PROBLEM DETAILS: Below are lines of data; count those that contain "accent" and give the total alone.

RECORDS PROVIDED:
BEGIN

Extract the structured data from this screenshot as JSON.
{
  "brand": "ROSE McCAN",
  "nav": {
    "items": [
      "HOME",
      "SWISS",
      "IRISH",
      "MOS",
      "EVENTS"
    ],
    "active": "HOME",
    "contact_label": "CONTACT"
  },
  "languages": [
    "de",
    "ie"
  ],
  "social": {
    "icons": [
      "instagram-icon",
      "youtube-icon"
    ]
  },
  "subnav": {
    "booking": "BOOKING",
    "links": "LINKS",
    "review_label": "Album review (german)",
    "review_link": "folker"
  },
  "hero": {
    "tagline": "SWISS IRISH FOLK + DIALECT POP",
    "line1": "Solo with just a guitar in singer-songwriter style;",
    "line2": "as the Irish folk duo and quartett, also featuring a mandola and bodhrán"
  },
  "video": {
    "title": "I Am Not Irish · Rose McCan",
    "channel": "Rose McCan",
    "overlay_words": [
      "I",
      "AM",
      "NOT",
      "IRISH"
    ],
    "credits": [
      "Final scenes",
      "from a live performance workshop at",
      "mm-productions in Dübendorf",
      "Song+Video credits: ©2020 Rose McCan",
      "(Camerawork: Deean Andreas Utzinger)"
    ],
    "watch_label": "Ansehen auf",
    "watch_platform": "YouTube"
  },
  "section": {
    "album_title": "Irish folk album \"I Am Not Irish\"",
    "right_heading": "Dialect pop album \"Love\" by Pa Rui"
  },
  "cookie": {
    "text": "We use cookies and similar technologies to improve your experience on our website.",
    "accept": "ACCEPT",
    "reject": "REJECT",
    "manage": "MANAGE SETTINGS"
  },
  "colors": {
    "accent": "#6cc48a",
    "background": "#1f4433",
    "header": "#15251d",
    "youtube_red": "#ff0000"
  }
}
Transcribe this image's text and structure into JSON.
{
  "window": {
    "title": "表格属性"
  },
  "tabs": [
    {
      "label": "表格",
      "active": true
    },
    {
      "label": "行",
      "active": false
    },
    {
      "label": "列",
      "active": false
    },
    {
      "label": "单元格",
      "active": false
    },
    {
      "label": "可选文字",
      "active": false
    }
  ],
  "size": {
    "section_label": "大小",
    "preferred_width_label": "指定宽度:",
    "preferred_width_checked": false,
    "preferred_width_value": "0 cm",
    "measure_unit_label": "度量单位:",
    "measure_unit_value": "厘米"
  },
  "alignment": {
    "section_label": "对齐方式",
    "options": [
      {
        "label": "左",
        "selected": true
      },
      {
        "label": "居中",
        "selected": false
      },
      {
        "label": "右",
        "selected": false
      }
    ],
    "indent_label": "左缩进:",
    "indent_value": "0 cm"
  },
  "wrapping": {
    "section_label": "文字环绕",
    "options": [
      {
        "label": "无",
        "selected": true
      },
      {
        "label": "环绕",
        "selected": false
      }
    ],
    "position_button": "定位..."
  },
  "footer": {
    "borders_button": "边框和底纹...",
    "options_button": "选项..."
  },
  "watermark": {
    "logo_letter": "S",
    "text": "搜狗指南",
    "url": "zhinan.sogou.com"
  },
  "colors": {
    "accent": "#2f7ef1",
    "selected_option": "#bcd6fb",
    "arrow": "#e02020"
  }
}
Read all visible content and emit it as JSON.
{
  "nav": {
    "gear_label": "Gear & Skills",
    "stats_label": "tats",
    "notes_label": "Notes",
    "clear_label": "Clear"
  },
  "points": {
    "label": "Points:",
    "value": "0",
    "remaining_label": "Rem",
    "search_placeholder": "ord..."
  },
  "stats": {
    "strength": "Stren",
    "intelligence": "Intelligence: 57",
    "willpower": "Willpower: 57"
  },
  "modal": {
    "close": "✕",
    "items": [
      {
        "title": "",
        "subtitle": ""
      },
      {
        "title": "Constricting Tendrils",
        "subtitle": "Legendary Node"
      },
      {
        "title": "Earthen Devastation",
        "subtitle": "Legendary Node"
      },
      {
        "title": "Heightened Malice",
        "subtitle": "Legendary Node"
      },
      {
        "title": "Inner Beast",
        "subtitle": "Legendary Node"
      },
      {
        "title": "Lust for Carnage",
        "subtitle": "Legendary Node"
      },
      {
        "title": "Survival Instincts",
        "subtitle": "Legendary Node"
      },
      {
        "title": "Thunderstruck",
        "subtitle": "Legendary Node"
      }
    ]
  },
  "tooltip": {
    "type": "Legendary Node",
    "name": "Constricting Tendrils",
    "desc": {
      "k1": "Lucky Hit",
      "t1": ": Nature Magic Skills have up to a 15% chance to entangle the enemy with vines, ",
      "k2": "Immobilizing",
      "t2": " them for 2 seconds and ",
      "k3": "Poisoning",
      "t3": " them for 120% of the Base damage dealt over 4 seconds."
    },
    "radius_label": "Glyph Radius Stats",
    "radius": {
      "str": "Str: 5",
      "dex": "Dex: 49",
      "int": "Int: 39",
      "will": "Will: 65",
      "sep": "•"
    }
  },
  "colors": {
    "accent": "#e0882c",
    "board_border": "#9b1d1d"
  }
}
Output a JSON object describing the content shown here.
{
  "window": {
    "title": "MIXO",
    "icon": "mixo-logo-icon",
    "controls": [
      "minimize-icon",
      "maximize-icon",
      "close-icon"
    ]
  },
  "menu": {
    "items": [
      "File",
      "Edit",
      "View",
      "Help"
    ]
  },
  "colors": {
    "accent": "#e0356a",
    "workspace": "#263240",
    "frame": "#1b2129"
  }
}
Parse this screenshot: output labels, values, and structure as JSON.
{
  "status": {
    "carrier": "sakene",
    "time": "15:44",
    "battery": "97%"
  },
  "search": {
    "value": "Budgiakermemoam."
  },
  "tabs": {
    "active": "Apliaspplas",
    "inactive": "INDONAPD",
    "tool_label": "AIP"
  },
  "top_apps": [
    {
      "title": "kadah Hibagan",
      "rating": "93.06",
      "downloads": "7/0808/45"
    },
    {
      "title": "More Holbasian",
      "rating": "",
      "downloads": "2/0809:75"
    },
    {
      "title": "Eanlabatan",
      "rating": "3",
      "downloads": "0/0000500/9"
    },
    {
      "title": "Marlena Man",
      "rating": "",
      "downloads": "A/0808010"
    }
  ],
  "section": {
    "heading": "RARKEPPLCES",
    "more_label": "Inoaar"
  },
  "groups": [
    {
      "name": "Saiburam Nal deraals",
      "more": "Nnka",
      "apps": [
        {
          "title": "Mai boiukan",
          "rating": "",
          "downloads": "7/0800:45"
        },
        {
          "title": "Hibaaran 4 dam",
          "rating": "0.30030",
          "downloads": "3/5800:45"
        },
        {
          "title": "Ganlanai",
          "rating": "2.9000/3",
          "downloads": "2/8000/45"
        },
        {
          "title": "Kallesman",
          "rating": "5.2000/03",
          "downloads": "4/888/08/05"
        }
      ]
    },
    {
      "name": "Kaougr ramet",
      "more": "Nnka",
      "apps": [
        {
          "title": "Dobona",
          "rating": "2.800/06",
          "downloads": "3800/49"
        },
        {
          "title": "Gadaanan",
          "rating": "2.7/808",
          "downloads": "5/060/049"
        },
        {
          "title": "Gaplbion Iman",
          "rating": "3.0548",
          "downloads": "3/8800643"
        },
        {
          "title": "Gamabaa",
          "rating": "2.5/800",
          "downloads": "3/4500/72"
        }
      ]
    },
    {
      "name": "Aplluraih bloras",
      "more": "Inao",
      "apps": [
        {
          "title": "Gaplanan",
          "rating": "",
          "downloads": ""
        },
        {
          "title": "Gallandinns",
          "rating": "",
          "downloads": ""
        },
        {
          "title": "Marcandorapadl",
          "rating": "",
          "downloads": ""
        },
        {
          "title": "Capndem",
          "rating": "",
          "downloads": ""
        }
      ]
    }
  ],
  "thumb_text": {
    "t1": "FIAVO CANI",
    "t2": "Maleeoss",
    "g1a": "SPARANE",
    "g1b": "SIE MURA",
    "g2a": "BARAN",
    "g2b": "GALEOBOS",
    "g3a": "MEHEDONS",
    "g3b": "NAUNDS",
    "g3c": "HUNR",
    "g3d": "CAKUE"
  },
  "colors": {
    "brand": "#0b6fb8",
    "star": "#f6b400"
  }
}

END

WRITTEN REPLY: 4